TEL AVIV, Israel Israel's first 24-hour, all-weather, high-resolution radar satellite dubbed TechSAR was inserted into orbit Jan. 21 by an Indian Polar Satellite Launch Vehicle.
The launch, from the Sriharikota test site on the Bay of Bengal in southeast India, marked the seventh successful orbital insertion for the four-stage Polar Satellite Launch Vehicle and the first cooperative satellite launch between Israel and its principal export customer, defense and industry officials here said.
According to state-owned Israel Aerospace Industries Ltd. (IAI), Israel's sole satellite producing firm, the first signals from the synthetic aperture radar (SAR) spacecraft reached the operational ground control station near IAI headquarters some 80 minutes after launch. ''By all indications so far, the satellite is functioning properly,'' IAI announced.
In a Jan. 21 statement, IAI said company engineers began what will be an extensive, nearly month-long series of in-orbit tests to verify satellite performance. First images from TechSAR are scheduled to be collected in about two weeks.
Israel's Ministry of Defense and its national intelligence agencies will be the primary customers of the day-, night- and all-weather imagery generated by the TechSAR payload, which was developed by Elta Systems Ltd., an IAI subsidiary. Despite the strategic intelligence-gathering mission assigned to the nationally-funded TechSAR, Israel's Ministry of Defense did not provide a statement on the launch and referred all queries to IAI.
''We're all very proud of this achievement, which serves as additional proof of IAI's great technological and administrative capabilities, and of IAI's leadership in the Israeli space industry,'' noted Itzhak Nissan, IAI's president and chief executive officer.

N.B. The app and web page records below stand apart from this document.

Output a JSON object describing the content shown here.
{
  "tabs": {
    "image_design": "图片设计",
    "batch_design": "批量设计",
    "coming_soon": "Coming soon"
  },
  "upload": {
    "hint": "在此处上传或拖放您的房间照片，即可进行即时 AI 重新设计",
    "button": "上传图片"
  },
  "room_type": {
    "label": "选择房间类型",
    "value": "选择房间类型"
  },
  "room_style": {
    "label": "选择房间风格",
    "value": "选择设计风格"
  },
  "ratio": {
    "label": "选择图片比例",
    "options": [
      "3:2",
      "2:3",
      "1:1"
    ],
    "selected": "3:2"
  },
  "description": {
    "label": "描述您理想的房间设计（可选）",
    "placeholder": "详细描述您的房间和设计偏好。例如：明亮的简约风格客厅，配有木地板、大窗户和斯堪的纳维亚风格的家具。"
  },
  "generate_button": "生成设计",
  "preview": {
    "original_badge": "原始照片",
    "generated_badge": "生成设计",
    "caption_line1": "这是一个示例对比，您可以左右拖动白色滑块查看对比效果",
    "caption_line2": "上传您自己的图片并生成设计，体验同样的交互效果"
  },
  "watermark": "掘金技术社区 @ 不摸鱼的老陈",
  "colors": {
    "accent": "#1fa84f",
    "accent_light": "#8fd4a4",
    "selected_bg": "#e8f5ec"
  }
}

TechSAR's successful launch follows repeated technical and weather-related delays. The Israeli satellite was delivered to the Indian launch facility by summer 2007 and had completed integration testing on the Polar Satellite Launch Vehicle in time for a fall 2007 launch. However, due to circumstances that neither IAI nor the Indian launch provider was willing to discuss publicly, the satellite was removed from its launch vehicle and held in storage until several weeks before the Jan. 21 launch.